'A Definite Maybe' was the first single I heard and aired on my humble rock show. Lightweight and carried along on wings of melody, it's quirky and charming. 'Goodbye To Berlin' was the second encounter with this new session and this had a little more urgency. The guitars are light and fluffy but yet they drive forwards making this song upbeat in comparison to its predecessor.
'Shine' starts out with an underlying orchestration bringing with it some imminent suspense as the album prepares the listener for a journey in to the minds of leading lady Jonsu (vocals, violin and guitar); Heini (bass and backing vocals); Sirkku (keyboards and backing vocals); Jenny (guitar and backing vocals) and by no means less significant, Laura tacking the drums.
According to Jonsu: "After a few nervous breakdowns the echoes of our screaming producer Roland Spremberg are finally silent, and now afterwards we are very thankful that he went through all that trouble with us, because he made us work like slaves and got more out of us that we could have ever hoped for.
"We experienced moments from growth to times when we thought if there is any point to go on making music at all. The studio sessions in Germany were sometimes over 14 hours at one go. I had heard that the Germans are hard workers and I really felt it making this album."
Strings are current in and out of the running of 'Shine'. Their presence can be heard most notably on a ballad like 'Run Run', the building 'Here And Now' and as a dramatic and moody backdrop to the latter half of 'Hush Now Baby'.
Dare I use a comparison like Kate Bush in relation to the music of Indica? They don't sound exactly like the formidable solo artist, but they carry a spirit that could be associated. Indica's fearless approach to diversity can be heard on a song like 'A Kid In The Playground' which stutters and crackles a little with life after the swaying that can be felt on the previous tracks.
If you're exhausted from the primitive display of Heavy Metal riffs with the new Primal Fear album, or the relentless energy exposed on the latest Supersuckers album; maybe the melodic Death Metal exploits of The Unguided have left you breathless? 'Shine' is the light relief; the contrast to such intensities, here to soothe the furrowed brow.

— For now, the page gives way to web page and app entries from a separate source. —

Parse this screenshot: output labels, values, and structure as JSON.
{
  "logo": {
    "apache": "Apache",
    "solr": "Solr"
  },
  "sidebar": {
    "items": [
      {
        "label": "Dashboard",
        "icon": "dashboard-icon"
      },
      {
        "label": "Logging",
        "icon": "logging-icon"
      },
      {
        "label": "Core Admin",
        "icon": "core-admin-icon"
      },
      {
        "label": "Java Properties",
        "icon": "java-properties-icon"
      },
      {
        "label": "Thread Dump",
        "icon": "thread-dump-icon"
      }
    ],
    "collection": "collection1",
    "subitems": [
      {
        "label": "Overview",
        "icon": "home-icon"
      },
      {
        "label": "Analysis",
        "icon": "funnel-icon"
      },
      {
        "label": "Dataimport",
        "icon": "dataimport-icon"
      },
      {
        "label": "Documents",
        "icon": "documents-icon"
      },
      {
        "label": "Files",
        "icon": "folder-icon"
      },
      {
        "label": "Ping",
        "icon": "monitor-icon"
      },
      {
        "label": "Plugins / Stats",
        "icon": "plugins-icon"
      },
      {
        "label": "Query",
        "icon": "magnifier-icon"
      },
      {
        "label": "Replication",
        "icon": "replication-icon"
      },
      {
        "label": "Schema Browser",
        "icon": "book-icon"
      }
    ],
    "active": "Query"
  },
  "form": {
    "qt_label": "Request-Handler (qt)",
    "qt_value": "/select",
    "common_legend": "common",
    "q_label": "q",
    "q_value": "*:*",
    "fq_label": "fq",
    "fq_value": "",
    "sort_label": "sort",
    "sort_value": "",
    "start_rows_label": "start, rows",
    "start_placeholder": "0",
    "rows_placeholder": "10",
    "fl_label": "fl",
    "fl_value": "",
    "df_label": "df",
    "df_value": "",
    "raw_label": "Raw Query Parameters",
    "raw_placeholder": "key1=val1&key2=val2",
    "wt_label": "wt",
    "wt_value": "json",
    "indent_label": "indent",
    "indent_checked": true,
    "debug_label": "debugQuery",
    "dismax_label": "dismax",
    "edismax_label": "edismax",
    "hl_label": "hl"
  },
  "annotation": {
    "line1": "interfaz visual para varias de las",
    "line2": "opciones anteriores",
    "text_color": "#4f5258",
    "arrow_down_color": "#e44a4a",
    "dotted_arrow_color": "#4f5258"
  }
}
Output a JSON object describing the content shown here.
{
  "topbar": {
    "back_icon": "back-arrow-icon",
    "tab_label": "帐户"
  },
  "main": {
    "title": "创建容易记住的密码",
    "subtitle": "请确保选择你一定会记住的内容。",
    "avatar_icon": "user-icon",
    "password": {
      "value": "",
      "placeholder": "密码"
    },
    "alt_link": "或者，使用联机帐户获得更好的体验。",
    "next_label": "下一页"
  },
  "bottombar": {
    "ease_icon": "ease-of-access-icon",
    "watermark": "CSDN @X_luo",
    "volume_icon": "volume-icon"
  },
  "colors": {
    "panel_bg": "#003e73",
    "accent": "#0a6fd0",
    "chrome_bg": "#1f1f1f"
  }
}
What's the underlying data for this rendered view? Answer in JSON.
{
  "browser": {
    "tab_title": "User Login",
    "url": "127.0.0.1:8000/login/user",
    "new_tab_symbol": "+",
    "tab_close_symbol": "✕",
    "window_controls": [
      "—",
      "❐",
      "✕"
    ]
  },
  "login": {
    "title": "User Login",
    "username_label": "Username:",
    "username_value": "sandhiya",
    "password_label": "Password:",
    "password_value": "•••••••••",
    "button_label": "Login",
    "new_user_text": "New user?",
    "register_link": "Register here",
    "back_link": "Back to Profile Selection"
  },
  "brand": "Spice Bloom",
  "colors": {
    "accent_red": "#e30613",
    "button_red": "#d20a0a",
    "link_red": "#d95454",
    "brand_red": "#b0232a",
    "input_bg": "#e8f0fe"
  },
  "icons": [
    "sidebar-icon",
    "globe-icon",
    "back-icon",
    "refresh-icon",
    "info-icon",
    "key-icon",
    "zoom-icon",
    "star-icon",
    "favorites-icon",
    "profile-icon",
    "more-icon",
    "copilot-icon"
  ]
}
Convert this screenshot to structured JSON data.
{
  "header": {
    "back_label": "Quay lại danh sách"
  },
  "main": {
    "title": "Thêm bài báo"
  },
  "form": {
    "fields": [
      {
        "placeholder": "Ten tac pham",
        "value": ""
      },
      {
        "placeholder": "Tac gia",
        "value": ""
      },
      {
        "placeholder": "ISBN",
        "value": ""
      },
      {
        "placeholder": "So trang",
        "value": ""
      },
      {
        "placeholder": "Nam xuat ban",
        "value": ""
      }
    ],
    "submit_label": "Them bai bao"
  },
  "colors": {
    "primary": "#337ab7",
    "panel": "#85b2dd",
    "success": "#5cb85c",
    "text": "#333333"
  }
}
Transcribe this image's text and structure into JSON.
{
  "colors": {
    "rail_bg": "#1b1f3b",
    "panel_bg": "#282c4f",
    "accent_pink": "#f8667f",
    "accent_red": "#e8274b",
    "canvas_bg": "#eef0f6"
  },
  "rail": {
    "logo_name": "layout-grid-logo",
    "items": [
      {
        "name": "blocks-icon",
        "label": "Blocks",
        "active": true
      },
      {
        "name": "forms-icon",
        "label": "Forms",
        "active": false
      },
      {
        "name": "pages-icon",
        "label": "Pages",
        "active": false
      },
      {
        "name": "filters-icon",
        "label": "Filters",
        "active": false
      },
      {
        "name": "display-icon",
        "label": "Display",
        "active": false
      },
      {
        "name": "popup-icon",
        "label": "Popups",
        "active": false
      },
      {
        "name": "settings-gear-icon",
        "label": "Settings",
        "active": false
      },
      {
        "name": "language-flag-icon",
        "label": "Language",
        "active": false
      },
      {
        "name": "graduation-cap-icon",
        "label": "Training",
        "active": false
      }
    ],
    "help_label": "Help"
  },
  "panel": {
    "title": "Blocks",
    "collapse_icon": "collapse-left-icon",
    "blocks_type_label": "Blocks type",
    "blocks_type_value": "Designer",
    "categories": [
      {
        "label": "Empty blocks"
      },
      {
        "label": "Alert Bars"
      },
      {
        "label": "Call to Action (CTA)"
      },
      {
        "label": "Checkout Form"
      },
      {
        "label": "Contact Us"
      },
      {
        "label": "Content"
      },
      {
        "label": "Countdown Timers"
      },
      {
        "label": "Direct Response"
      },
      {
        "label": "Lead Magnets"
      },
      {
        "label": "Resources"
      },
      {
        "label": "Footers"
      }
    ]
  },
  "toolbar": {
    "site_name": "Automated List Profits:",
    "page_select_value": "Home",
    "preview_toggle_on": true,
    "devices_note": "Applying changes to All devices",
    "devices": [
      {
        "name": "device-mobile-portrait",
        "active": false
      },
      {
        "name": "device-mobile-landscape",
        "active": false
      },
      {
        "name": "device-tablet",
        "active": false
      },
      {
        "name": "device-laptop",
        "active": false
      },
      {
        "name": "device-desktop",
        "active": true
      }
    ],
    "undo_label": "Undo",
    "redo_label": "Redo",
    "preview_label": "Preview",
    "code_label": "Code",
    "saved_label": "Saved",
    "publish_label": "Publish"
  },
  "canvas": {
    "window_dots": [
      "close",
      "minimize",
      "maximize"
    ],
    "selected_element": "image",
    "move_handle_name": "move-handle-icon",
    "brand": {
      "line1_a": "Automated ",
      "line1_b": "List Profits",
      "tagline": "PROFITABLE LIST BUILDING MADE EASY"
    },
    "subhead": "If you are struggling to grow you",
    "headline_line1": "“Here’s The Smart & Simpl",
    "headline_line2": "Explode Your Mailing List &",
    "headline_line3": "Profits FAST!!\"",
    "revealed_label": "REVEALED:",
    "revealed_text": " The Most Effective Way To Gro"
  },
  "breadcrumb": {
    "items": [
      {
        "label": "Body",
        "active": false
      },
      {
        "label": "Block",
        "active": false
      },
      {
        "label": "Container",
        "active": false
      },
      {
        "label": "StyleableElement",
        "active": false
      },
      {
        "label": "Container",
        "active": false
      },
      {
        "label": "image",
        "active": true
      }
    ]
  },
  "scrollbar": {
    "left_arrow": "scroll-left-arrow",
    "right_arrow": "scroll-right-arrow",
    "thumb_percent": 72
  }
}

If this album was an object, it would be a feather drifting on a soft breeze.
Mountain Made Of Stone
A Definite Maybe
Goodbye To Berlin
Here And Now
Hush Now Baby
Behind The Walls
A Kid In The Playground